Janell: This is the third in a historical m/m series. I read the first one and enjoyed it. I did not read the second book because, after seeing the characters set up and knowing that their relationship leaned toward BDSM, I figured it wasn’t for me. This book picks up after the events of the second, and I didn’t feel lost at all. You might have trouble keeping all the characters straight if you started with this book, but you could get by.
Jen: When I picked up this book, I had no idea it was the third story in a trilogy. But even if I did, I might have picked it up anyway, because it features one of my very favorite tropes: a historical where one person is much lower than the other in social station. Here, the romance is doubly forbidden, because it involves a m/m pairing in the 1800s –and because it involves a lord and his valet. Yum.
Janell: Okay. This story rules. The end.
Lord Richard Vane, second son of a marquess, is the anchor for all of his friends. He is impeccable, he follows all the rules, and he solves all of their problems. Well, actually, he has his valet Cyprian solve a lot of those problems. We learned of Cyprian’s skills previously: he’s the best valet in London, and all of Richard’s friends want to hire him.
Jen: Cyprian is a valet, but he’s really been so much more. He’s a fixer; whatever goes awry in Richard’s life, Cyprian quietly corrects. He has become completely indispensable. And he has become the object of his master’s desire. It’s a pull that goes both ways, but until now, neither man has acknowledged the attraction. Cyprian could never make a move on someone so high above him; and Richard would never force his attentions on what could be an unwilling servant.
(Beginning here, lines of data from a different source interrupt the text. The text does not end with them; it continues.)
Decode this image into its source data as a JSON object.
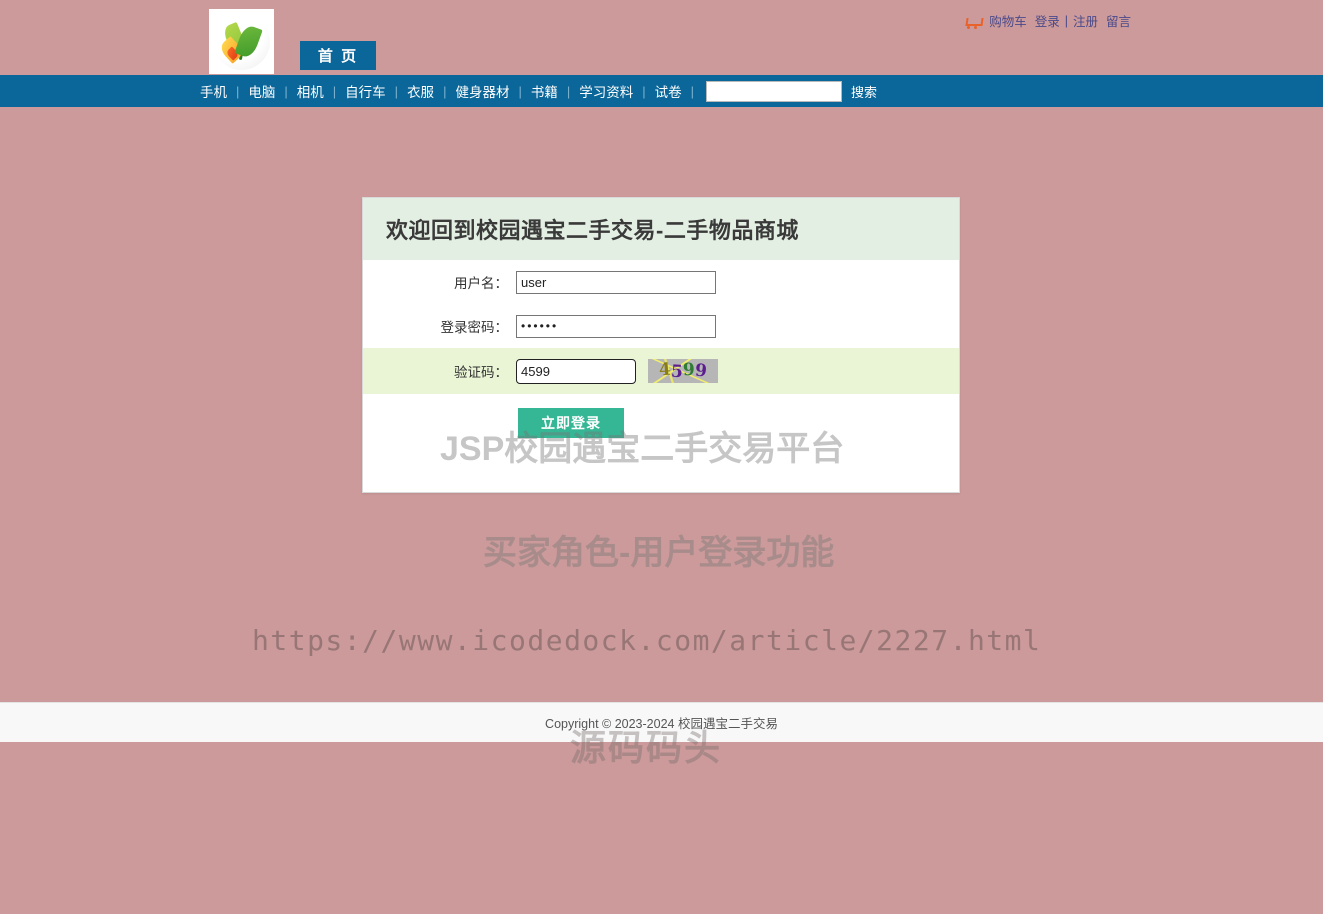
{
  "topbar": {
    "cart_icon": "shopping-cart-icon",
    "cart_label": "购物车",
    "login_label": "登录",
    "separator": "|",
    "register_label": "注册",
    "message_label": "留言"
  },
  "brand": {
    "logo_icon": "leaf-logo-icon",
    "home_tab_label": "首 页"
  },
  "nav": {
    "items": [
      {
        "label": "手机"
      },
      {
        "label": "电脑"
      },
      {
        "label": "相机"
      },
      {
        "label": "自行车"
      },
      {
        "label": "衣服"
      },
      {
        "label": "健身器材"
      },
      {
        "label": "书籍"
      },
      {
        "label": "学习资料"
      },
      {
        "label": "试卷"
      }
    ],
    "divider": "|",
    "search_value": "",
    "search_placeholder": "",
    "search_button_label": "搜索"
  },
  "login_card": {
    "title": "欢迎回到校园遇宝二手交易-二手物品商城",
    "fields": {
      "username_label": "用户名：",
      "username_value": "user",
      "password_label": "登录密码：",
      "password_value": "••••••",
      "captcha_label": "验证码：",
      "captcha_value": "4599"
    },
    "captcha_image": {
      "name": "captcha-image",
      "digits": [
        "4",
        "5",
        "9",
        "9"
      ],
      "colors": [
        "#8a7d18",
        "#5c1d8e",
        "#2e7d32",
        "#5c1d8e"
      ],
      "background": "#b6b6b6"
    },
    "submit_label": "立即登录",
    "submit_color": "#35b695"
  },
  "watermarks": {
    "platform": "JSP校园遇宝二手交易平台",
    "role": "买家角色-用户登录功能",
    "url": "https://www.icodedock.com/article/2227.html",
    "site": "源码码头"
  },
  "footer": {
    "copyright": "Copyright © 2023-2024 校园遇宝二手交易"
  },
  "theme": {
    "page_background": "#cc9a9a",
    "nav_blue": "#0b6699",
    "header_green": "#e4efe3",
    "captcha_row_green": "#e9f5d5",
    "link_color": "#4a4a8a"
  }
}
Janell: For four years, Cyprian has been in Richard’s bedroom every morning and night, dressing him, undressing him, being ever so proper. If Richard said one word, Cyprian would act. But Cyprian is terrified to make a move, because he couldn’t bear it if Richard said no.
Events force Cyprian and Richard to confront their attraction early on. Richard, moral paragon that he is, refuses to sleep with a servant.
“If my touch becomes repellent to you, if you have needs that I cannot meet, or I have wants that you find abhorrent, yet I pay your salary, what will you do? What when I lose my temper with you, and you may not hit back?”
His argument makes sense, but it’s so sad and frustrating for Cyprian, who doesn’t care. After being rejected too many times, Cyprian finally realizes that he needs to look out for himself, and he leaves.
I’m going to take a detour here to mention Cyprian’s hair — it’s bright red. Richard digs it so much that he orders him to powder it white every day so he won’t be tempted to touch it. I loved that small plot thread. Cyprian thinks his hair is abhorrent to Richard, and he apologizes when it’s not powdered. Richard finally admits how much he loves it, and Cyprian can hardly believe it until Richard tells him over and over. So sweet.
There is so much longing in this story. But there’s also some comic relief: upon hearing about Richard’s interest in a valet, his friend says, “We all know you set your requirements for a lover impossibly high; I am amazed you deign to f*** below a baronetcy.”
Conversely, when Richard fantasizes about being just “plain Mr. Vane,” Cyprian responds: “My dear sir. The great Cyprian does not condescend to valet a mere mister.”
The character journeys are perfect. Richard has to stop making decisions for Cyprian and assuming that he knows best. Cyprian has to stand up for himself. They have to call each other by their first names. By the end, Cyprian is once again doing illegal things to solve problems, and Richard is cheering him on, and they are madly in love and they respect each other. Happy sigh.
Jen: So here’s the thing: I really liked parts of the book. The sexual tension is fantastic and the payoff is very satisfying. I also liked the class issue and the nature of a gay man’s struggle in such a dangerous time. But I really felt the lack from not having read the previous books. It didn’t interfere with the romance in any way. But the broader plot… the extended character list… the history… yeah, I felt it. I also Hated (with a capital H) the way Richard called Cyprian “Mr. Fox.” There is nothing sexy about that whatsoever.
I felt like there were times the story dragged a little, especially at the beginning. And I felt like there were times Cyprian was too hard on Richard for saying the wrong things for the right reasons.
That being said, I did enjoy the book. It was sexy and I believed in the relationship between the two heroes. But I feel like I would have liked it much more had I read the two books that came before it.
Jen’s Rating: B
Janell’s Rating: A
*ARC provided by publisher
Click to purchase: Amazon
A Gentleman’s Position
by KJ Charles
Release Date: April 5, 2016